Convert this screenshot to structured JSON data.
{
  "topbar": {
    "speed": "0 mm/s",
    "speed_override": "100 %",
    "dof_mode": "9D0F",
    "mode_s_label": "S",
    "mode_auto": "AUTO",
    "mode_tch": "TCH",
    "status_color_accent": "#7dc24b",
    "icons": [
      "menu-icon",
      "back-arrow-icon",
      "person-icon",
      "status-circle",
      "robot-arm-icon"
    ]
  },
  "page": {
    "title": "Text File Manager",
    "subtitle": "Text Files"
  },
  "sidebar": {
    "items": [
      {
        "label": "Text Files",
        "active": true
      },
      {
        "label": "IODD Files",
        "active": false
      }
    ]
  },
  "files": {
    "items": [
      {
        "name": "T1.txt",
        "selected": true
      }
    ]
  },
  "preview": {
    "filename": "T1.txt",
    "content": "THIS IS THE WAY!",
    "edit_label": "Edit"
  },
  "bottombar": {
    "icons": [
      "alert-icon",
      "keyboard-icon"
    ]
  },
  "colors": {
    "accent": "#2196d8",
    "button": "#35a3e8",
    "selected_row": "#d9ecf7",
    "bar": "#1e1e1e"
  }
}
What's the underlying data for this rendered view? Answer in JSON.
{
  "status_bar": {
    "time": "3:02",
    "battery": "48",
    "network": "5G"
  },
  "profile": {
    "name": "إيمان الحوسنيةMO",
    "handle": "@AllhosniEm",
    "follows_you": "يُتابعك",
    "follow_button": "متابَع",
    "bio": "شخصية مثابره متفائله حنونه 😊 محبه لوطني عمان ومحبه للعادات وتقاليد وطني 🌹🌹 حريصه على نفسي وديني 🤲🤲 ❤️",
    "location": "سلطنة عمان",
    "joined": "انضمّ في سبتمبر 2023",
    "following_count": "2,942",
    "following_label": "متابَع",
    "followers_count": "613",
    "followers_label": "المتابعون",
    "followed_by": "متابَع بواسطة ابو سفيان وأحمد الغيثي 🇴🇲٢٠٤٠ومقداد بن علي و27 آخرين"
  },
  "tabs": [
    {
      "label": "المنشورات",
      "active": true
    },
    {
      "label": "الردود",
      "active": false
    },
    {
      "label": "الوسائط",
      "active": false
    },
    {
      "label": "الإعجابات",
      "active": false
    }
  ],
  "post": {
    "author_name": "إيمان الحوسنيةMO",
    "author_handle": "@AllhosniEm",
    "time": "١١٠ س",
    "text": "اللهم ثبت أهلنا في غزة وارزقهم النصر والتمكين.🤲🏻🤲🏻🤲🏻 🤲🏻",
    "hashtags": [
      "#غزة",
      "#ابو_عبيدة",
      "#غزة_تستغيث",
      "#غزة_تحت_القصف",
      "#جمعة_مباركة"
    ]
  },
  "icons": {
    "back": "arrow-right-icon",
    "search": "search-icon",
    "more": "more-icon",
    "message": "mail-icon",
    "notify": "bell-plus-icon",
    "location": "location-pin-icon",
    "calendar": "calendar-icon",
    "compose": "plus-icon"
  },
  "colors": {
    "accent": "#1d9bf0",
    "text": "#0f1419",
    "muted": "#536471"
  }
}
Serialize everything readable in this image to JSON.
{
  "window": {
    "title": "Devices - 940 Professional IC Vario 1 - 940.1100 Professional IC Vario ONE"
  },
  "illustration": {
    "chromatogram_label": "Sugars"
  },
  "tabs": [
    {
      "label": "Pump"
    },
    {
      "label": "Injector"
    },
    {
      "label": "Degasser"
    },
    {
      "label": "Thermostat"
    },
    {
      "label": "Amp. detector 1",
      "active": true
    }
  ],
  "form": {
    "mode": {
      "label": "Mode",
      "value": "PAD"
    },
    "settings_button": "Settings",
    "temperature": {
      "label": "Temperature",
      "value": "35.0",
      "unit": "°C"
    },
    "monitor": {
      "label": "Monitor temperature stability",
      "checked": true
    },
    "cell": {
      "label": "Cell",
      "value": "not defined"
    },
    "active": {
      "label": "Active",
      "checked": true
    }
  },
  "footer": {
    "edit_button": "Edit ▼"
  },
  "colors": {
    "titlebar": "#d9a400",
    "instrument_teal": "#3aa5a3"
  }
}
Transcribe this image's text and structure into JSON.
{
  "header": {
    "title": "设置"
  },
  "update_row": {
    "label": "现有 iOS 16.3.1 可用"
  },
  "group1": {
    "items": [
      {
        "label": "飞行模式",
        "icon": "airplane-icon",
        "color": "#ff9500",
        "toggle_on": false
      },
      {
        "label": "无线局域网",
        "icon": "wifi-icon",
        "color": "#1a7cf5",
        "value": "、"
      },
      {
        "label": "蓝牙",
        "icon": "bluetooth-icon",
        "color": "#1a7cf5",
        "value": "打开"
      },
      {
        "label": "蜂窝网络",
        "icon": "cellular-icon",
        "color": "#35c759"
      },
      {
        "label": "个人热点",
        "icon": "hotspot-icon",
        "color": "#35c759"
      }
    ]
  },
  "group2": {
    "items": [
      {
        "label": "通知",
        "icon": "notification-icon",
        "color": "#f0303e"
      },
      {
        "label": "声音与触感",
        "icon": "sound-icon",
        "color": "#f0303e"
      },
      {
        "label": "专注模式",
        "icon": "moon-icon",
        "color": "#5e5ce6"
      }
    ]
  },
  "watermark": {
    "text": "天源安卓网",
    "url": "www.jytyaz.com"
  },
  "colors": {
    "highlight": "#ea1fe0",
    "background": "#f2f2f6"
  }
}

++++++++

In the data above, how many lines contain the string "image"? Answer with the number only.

# Output below:
2